> YOUR ASSIGNMENT: What you return must match the records exactly.

Dataset rows for apps and sites
----

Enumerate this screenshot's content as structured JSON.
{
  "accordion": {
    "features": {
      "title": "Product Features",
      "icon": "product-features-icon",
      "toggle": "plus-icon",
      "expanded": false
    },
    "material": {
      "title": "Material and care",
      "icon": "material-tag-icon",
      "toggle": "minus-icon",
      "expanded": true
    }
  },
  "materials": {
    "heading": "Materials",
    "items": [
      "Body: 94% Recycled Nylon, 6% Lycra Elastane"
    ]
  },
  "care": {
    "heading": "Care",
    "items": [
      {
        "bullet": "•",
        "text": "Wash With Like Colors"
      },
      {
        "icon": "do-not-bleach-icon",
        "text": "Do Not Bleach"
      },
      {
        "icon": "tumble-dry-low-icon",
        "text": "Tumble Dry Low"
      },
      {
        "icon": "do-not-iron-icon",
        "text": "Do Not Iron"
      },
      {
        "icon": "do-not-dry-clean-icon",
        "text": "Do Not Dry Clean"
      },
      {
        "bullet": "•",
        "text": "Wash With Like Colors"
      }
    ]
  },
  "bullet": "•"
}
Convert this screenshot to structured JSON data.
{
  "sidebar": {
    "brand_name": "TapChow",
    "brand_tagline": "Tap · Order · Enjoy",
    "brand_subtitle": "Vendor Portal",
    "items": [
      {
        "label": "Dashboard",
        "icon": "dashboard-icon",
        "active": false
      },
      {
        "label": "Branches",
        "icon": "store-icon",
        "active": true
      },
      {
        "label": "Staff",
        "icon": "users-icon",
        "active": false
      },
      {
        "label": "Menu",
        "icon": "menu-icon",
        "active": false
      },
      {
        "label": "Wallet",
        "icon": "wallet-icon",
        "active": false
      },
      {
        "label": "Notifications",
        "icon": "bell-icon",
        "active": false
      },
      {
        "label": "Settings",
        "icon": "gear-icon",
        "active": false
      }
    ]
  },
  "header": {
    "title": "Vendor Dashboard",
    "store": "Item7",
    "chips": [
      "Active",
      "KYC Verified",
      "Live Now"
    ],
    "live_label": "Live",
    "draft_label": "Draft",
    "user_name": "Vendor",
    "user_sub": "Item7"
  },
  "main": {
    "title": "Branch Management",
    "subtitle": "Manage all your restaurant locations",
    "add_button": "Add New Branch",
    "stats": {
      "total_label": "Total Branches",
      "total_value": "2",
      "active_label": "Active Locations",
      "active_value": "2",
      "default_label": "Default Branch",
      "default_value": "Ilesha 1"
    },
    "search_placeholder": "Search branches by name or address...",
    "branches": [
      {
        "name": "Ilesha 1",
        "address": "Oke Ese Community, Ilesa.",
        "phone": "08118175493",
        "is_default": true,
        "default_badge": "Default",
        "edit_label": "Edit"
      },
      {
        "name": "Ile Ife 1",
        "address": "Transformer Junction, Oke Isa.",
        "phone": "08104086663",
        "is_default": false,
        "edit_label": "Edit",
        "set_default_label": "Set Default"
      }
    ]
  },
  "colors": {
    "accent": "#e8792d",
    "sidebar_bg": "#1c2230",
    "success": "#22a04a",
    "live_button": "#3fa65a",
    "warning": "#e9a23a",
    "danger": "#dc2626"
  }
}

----

> YOUR SOLUTION:
Enumerate this screenshot's content as structured JSON.
{
  "accordion": {
    "features": {
      "title": "Product Features",
      "icon": "product-features-icon",
      "toggle": "plus-icon",
      "expanded": false
    },
    "material": {
      "title": "Material and care",
      "icon": "material-tag-icon",
      "toggle": "minus-icon",
      "expanded": true
    }
  },
  "materials": {
    "heading": "Materials",
    "items": [
      "Body: 94% Recycled Nylon, 6% Lycra Elastane"
    ]
  },
  "care": {
    "heading": "Care",
    "items": [
      {
        "bullet": "•",
        "text": "Wash With Like Colors"
      },
      {
        "icon": "do-not-bleach-icon",
        "text": "Do Not Bleach"
      },
      {
        "icon": "tumble-dry-low-icon",
        "text": "Tumble Dry Low"
      },
      {
        "icon": "do-not-iron-icon",
        "text": "Do Not Iron"
      },
      {
        "icon": "do-not-dry-clean-icon",
        "text": "Do Not Dry Clean"
      },
      {
        "bullet": "•",
        "text": "Wash With Like Colors"
      }
    ]
  },
  "bullet": "•"
}
Convert this screenshot to structured JSON data.
{
  "sidebar": {
    "brand_name": "TapChow",
    "brand_tagline": "Tap · Order · Enjoy",
    "brand_subtitle": "Vendor Portal",
    "items": [
      {
        "label": "Dashboard",
        "icon": "dashboard-icon",
        "active": false
      },
      {
        "label": "Branches",
        "icon": "store-icon",
        "active": true
      },
      {
        "label": "Staff",
        "icon": "users-icon",
        "active": false
      },
      {
        "label": "Menu",
        "icon": "menu-icon",
        "active": false
      },
      {
        "label": "Wallet",
        "icon": "wallet-icon",
        "active": false
      },
      {
        "label": "Notifications",
        "icon": "bell-icon",
        "active": false
      },
      {
        "label": "Settings",
        "icon": "gear-icon",
        "active": false
      }
    ]
  },
  "header": {
    "title": "Vendor Dashboard",
    "store": "Item7",
    "chips": [
      "Active",
      "KYC Verified",
      "Live Now"
    ],
    "live_label": "Live",
    "draft_label": "Draft",
    "user_name": "Vendor",
    "user_sub": "Item7"
  },
  "main": {
    "title": "Branch Management",
    "subtitle": "Manage all your restaurant locations",
    "add_button": "Add New Branch",
    "stats": {
      "total_label": "Total Branches",
      "total_value": "2",
      "active_label": "Active Locations",
      "active_value": "2",
      "default_label": "Default Branch",
      "default_value": "Ilesha 1"
    },
    "search_placeholder": "Search branches by name or address...",
    "branches": [
      {
        "name": "Ilesha 1",
        "address": "Oke Ese Community, Ilesa.",
        "phone": "08118175493",
        "is_default": true,
        "default_badge": "Default",
        "edit_label": "Edit"
      },
      {
        "name": "Ile Ife 1",
        "address": "Transformer Junction, Oke Isa.",
        "phone": "08104086663",
        "is_default": false,
        "edit_label": "Edit",
        "set_default_label": "Set Default"
      }
    ]
  },
  "colors": {
    "accent": "#e8792d",
    "sidebar_bg": "#1c2230",
    "success": "#22a04a",
    "live_button": "#3fa65a",
    "warning": "#e9a23a",
    "danger": "#dc2626"
  }
}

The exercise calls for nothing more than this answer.